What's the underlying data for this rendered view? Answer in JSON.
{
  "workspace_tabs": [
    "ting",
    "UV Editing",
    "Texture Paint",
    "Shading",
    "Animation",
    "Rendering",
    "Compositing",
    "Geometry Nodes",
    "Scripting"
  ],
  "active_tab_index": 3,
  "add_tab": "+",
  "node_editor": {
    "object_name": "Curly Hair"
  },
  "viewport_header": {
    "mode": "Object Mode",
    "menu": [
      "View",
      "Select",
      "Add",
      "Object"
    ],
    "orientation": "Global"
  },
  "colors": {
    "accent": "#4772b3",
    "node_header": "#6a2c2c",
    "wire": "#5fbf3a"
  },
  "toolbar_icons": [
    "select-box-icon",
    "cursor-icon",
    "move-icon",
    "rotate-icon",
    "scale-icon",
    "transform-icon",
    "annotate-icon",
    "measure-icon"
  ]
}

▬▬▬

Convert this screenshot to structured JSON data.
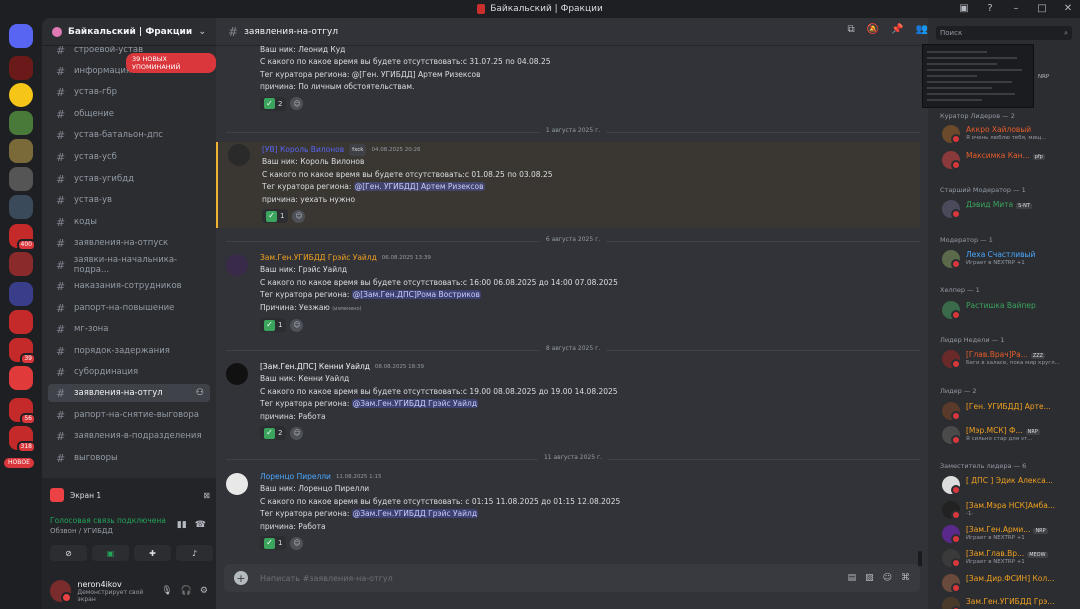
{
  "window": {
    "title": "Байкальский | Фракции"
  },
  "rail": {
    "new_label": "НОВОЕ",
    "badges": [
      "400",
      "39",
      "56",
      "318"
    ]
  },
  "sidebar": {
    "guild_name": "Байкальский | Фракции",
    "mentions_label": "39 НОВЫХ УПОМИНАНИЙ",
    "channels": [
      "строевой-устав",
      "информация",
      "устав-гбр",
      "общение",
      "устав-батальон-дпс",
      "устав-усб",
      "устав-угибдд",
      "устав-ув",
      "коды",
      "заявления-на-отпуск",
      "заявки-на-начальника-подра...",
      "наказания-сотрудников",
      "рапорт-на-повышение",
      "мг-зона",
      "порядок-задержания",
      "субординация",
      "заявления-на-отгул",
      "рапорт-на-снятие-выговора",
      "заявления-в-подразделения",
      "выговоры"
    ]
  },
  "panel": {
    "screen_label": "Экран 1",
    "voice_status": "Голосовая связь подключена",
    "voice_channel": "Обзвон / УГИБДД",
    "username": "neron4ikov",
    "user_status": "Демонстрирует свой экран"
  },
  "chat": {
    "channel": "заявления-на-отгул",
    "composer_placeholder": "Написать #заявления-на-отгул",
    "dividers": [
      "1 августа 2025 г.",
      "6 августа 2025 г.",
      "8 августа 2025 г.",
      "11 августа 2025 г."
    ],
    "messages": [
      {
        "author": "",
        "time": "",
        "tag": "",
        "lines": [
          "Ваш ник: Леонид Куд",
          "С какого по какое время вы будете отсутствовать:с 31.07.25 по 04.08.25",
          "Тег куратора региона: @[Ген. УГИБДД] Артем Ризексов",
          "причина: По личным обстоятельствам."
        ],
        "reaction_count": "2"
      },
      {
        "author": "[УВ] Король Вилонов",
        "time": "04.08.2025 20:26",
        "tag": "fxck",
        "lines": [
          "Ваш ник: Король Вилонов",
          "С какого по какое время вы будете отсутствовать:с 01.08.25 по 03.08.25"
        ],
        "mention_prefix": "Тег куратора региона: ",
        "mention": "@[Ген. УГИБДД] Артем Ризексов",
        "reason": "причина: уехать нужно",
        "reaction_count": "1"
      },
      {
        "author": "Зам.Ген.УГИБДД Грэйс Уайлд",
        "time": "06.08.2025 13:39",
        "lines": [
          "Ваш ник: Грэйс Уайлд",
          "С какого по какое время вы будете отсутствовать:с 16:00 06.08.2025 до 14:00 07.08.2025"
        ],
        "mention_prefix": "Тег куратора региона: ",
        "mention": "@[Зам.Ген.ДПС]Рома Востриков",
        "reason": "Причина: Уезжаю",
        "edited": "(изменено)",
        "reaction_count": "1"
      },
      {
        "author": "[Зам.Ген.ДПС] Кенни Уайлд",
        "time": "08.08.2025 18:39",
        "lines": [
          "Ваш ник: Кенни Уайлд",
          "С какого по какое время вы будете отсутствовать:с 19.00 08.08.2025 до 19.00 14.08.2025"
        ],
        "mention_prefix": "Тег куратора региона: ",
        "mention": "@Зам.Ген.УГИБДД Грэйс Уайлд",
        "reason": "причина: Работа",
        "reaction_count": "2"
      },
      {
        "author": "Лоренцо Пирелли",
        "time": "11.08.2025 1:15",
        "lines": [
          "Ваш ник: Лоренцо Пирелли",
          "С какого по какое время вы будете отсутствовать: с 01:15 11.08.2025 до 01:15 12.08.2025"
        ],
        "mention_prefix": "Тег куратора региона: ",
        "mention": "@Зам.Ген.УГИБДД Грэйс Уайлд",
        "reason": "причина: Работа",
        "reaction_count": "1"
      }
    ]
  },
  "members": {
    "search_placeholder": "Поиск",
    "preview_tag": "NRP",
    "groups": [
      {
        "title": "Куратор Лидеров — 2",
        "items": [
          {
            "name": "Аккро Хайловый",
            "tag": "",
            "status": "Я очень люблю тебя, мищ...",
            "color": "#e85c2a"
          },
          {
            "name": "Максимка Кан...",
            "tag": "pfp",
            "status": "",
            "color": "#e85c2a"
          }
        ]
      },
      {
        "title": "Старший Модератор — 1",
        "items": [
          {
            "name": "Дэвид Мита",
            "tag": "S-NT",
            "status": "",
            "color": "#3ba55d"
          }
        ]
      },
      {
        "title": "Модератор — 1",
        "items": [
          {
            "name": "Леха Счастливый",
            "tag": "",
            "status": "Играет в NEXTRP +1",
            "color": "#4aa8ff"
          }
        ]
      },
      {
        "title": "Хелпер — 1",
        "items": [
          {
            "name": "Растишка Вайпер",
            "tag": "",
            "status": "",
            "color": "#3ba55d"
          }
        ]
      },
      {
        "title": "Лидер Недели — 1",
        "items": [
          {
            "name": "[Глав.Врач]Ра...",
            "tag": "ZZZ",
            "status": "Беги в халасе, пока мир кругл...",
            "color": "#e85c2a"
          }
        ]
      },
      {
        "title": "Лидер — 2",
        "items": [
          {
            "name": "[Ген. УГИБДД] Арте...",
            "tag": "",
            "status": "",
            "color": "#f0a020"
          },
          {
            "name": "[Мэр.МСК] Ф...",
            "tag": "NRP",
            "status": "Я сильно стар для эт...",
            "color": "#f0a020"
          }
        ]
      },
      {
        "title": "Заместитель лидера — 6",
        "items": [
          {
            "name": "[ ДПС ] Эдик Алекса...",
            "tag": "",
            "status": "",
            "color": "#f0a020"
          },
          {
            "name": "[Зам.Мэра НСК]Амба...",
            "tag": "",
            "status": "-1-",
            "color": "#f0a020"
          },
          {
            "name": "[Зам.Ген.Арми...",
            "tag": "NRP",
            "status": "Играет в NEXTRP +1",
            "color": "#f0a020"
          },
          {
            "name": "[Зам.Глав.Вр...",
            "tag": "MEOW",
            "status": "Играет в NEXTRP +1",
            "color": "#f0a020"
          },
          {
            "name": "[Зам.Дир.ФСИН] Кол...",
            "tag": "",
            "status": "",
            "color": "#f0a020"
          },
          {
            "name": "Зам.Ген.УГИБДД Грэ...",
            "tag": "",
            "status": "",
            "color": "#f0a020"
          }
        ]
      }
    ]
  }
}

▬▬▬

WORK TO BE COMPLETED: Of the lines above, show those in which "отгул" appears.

EXERCISE SOLUTION:
      "заявления-на-отгул",
    "channel": "заявления-на-отгул",
    "composer_placeholder": "Написать #заявления-на-отгул",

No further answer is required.